THIS WEEK’S LIVESTREAM.
Join in for a 30-minute tasting of Burgundian wines from Domaine du Cellier aux Moines and a talk with owner Philippe Pascal this Thursday. Note that the scheduled time is a half hour later than usual.
The Pyrenees Mountains separating France from Spain are rugged and gorgeous. Historically, some valleys were so remote and isolated during winter that not even the Romans bothered trying to occupy that terrain. Here, shepherds ruled the land. Today, those who live in this region love to hike, bike, ski, paraglide and eat well.
Mary Graham and her husband Brendan and son Daniel moved from Johannesburg in South Africa—where they ran separate businesses—to live in the highland town of Barèges. They now run a chambre d’hôtes (bed & breakfast) named Les Sorbiers. Mary cooks a dinner for guests, which is excellent.
Dinner begins with a mozzarella stack—cheese, tomatoes and bread—which is crunchy, savory, and will keep your energy levels high if you are going to hike in the hills the next day or, during winter, hit the slopes during ski season.

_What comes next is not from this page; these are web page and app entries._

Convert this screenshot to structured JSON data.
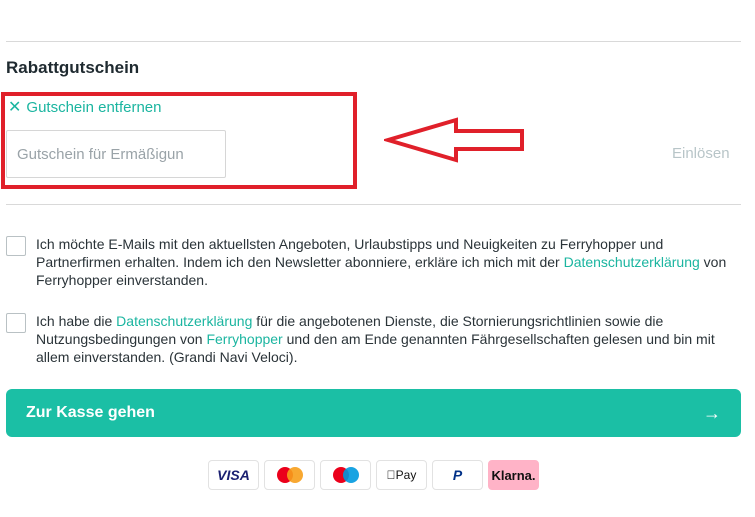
{
  "coupon": {
    "title": "Rabattgutschein",
    "remove_label": "Gutschein entfernen",
    "remove_icon": "close-icon",
    "placeholder": "Gutschein für Ermäßigun",
    "redeem_label": "Einlösen"
  },
  "consents": [
    {
      "text_before": "Ich möchte E-Mails mit den aktuellsten Angeboten, Urlaubstipps und Neuigkeiten zu Ferryhopper und Partnerfirmen erhalten. Indem ich den Newsletter abonniere, erkläre ich mich mit der ",
      "link": "Datenschutzerklärung",
      "text_after": " von Ferryhopper einverstanden."
    },
    {
      "text_before": "Ich habe die ",
      "link": "Datenschutzerklärung",
      "text_middle": " für die angebotenen Dienste, die Stornierungsrichtlinien sowie die Nutzungsbedingungen von ",
      "link2": "Ferryhopper",
      "text_after": " und den am Ende genannten Fährgesellschaften gelesen und bin mit allem einverstanden. (Grandi Navi Veloci)."
    }
  ],
  "checkout": {
    "label": "Zur Kasse gehen",
    "arrow": "→"
  },
  "payments": {
    "visa": "VISA",
    "applepay": " Pay",
    "paypal": "P",
    "klarna": "Klarna."
  },
  "colors": {
    "accent": "#1bbfa5",
    "link": "#1bb5a0",
    "highlight": "#e0202a",
    "klarna": "#ffb3c7",
    "mastercard_red": "#eb001b",
    "mastercard_orange": "#f79e1b",
    "maestro_red": "#eb001b",
    "maestro_blue": "#0099df"
  }
}
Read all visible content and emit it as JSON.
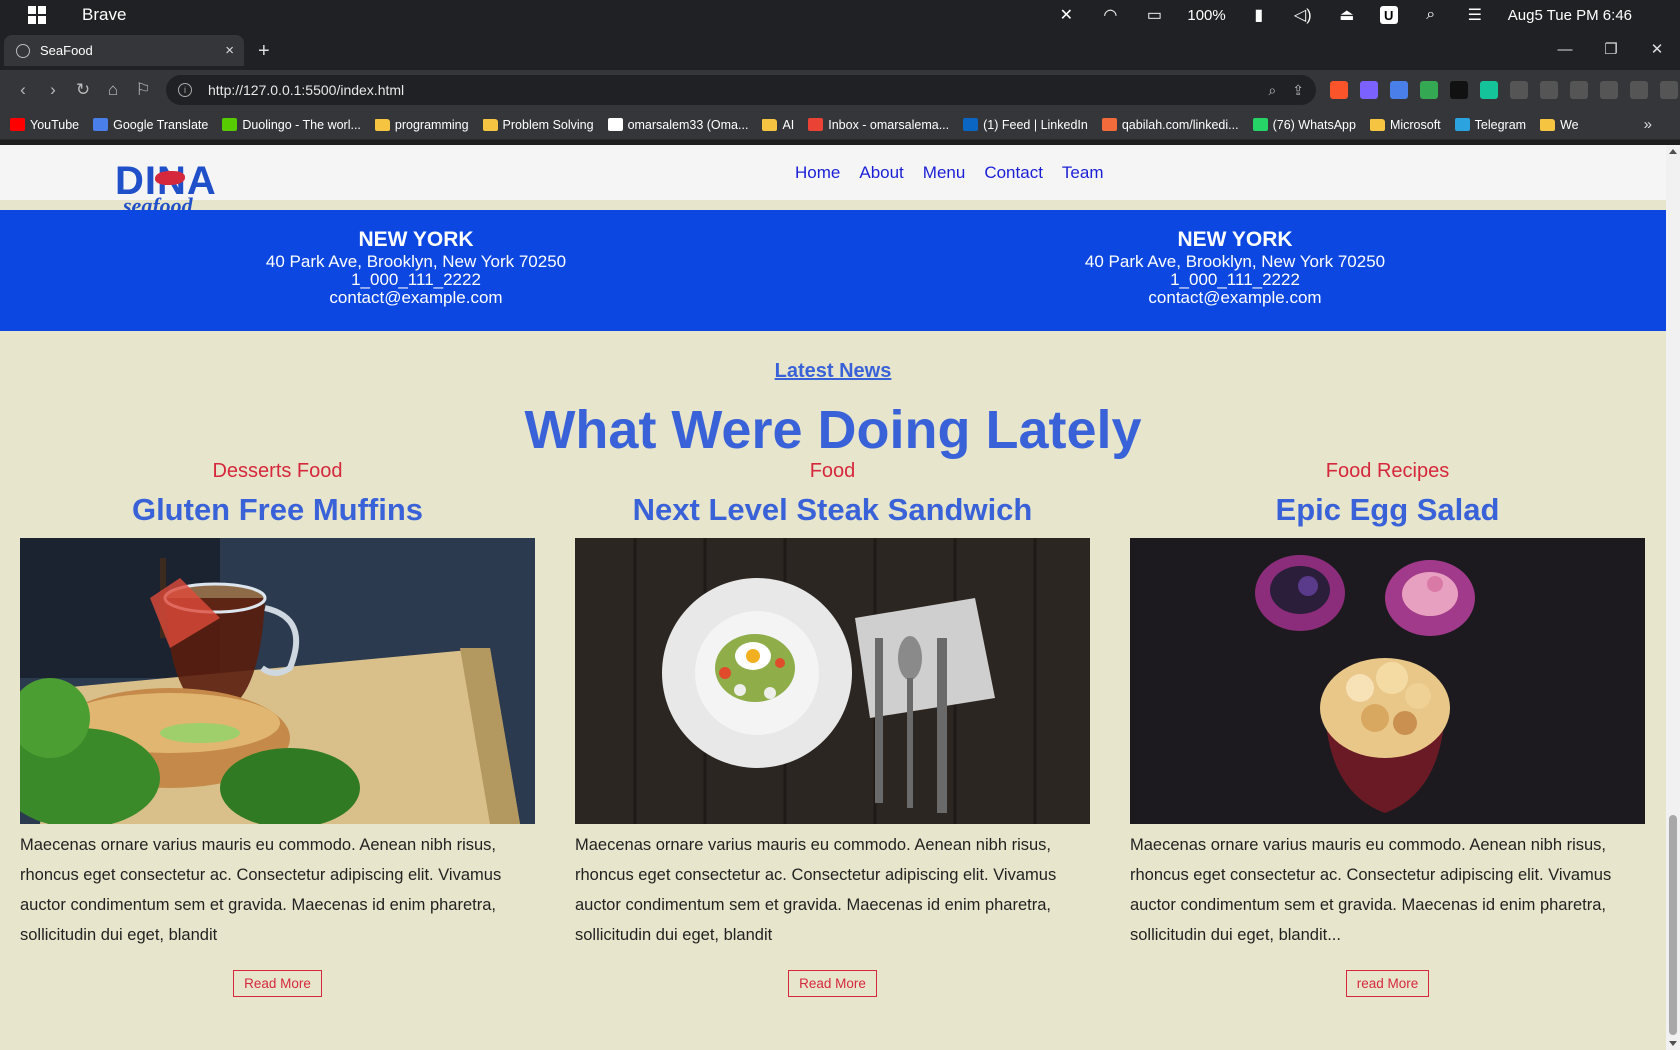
{
  "os": {
    "app_name": "Brave",
    "battery": "100%",
    "datetime": "Aug5 Tue PM 6:46",
    "u_badge": "U"
  },
  "browser": {
    "tab_title": "SeaFood",
    "tab_close": "×",
    "new_tab": "+",
    "url": "http://127.0.0.1:5500/index.html",
    "bookmarks": [
      {
        "label": "YouTube",
        "type": "site",
        "color": "#ff0000"
      },
      {
        "label": "Google Translate",
        "type": "site",
        "color": "#4a7ee8"
      },
      {
        "label": "Duolingo - The worl...",
        "type": "site",
        "color": "#58cc02"
      },
      {
        "label": "programming",
        "type": "folder"
      },
      {
        "label": "Problem Solving",
        "type": "folder"
      },
      {
        "label": "omarsalem33 (Oma...",
        "type": "site",
        "color": "#ffffff"
      },
      {
        "label": "AI",
        "type": "folder"
      },
      {
        "label": "Inbox - omarsalema...",
        "type": "site",
        "color": "#ea4335"
      },
      {
        "label": "(1) Feed | LinkedIn",
        "type": "site",
        "color": "#0a66c2"
      },
      {
        "label": "qabilah.com/linkedi...",
        "type": "site",
        "color": "#f26b3a"
      },
      {
        "label": "(76) WhatsApp",
        "type": "site",
        "color": "#25d366"
      },
      {
        "label": "Microsoft",
        "type": "folder"
      },
      {
        "label": "Telegram",
        "type": "site",
        "color": "#2aa3df"
      },
      {
        "label": "We",
        "type": "folder"
      }
    ]
  },
  "site": {
    "nav": [
      "Home",
      "About",
      "Menu",
      "Contact",
      "Team"
    ],
    "logo": {
      "top": "DINA",
      "bottom": "seafood"
    },
    "contacts": [
      {
        "city": "NEW YORK",
        "address": "40 Park Ave, Brooklyn, New York 70250",
        "phone": "1_000_111_2222",
        "email": "contact@example.com"
      },
      {
        "city": "NEW YORK",
        "address": "40 Park Ave, Brooklyn, New York 70250",
        "phone": "1_000_111_2222",
        "email": "contact@example.com"
      }
    ],
    "news_label": "Latest News",
    "news_title": "What Were Doing Lately",
    "cards": [
      {
        "category": "Desserts Food",
        "title": "Gluten Free Muffins",
        "description": "Maecenas ornare varius mauris eu commodo. Aenean nibh risus, rhoncus eget consectetur ac. Consectetur adipiscing elit. Vivamus auctor condimentum sem et gravida. Maecenas id enim pharetra, sollicitudin dui eget, blandit",
        "button": "Read More"
      },
      {
        "category": "Food",
        "title": "Next Level Steak Sandwich",
        "description": "Maecenas ornare varius mauris eu commodo. Aenean nibh risus, rhoncus eget consectetur ac. Consectetur adipiscing elit. Vivamus auctor condimentum sem et gravida. Maecenas id enim pharetra, sollicitudin dui eget, blandit",
        "button": "Read More"
      },
      {
        "category": "Food Recipes",
        "title": "Epic Egg Salad",
        "description": "Maecenas ornare varius mauris eu commodo. Aenean nibh risus, rhoncus eget consectetur ac. Consectetur adipiscing elit. Vivamus auctor condimentum sem et gravida. Maecenas id enim pharetra, sollicitudin dui eget, blandit...",
        "button": "read More"
      }
    ]
  }
}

This is followed by a salmon risotto with mushrooms. It’s a challenge for non-Italians (who have been making rice dishes since youth) to turn out excellent risotto. However, this dish is a flavored, layered beauty.
I havre no photograph of the Malva and custard dessert, but it was a knockout.
In the hills before the Pyrenees mountains is the town of Madiran. This is also a wine appellation, where 60% of red wines must include juice from the Tannat grape. This grape is tannic (and today is the signature grape of the country of Uruguay). Additionally, wines include Cabernet Franc and Cabernet Sauvignon.
Before dinner we drank an excellent bottle of Domaine Dou Bernès Madiran, which includes 95% Tannat and 5% Cabernet Sauvignon. Aromas include those of violets and cloves, while the taste is a juicy shot with reminders of such flavors as molasses and cumin.
With risotto and salmon, we enjoyed a Domain Laffont Madiran, made 100% from the Tannat grape. The wine included a bucketful of blueberry and violet aromas, and the tastes include those of orange rind, dark chocolate and sultanas.
SCENE & INSIDER ANGLES.
There are three small appellations associated with the French Pyrenees mountains. They are Madiran, Irouléguy and Jurançon. The first two produce tannic red wines, while Jurançon produces whites and reds, as well beautiful, well-priced sweet white wines.
Thanks for tuning in. My latest Forbes pieces are here.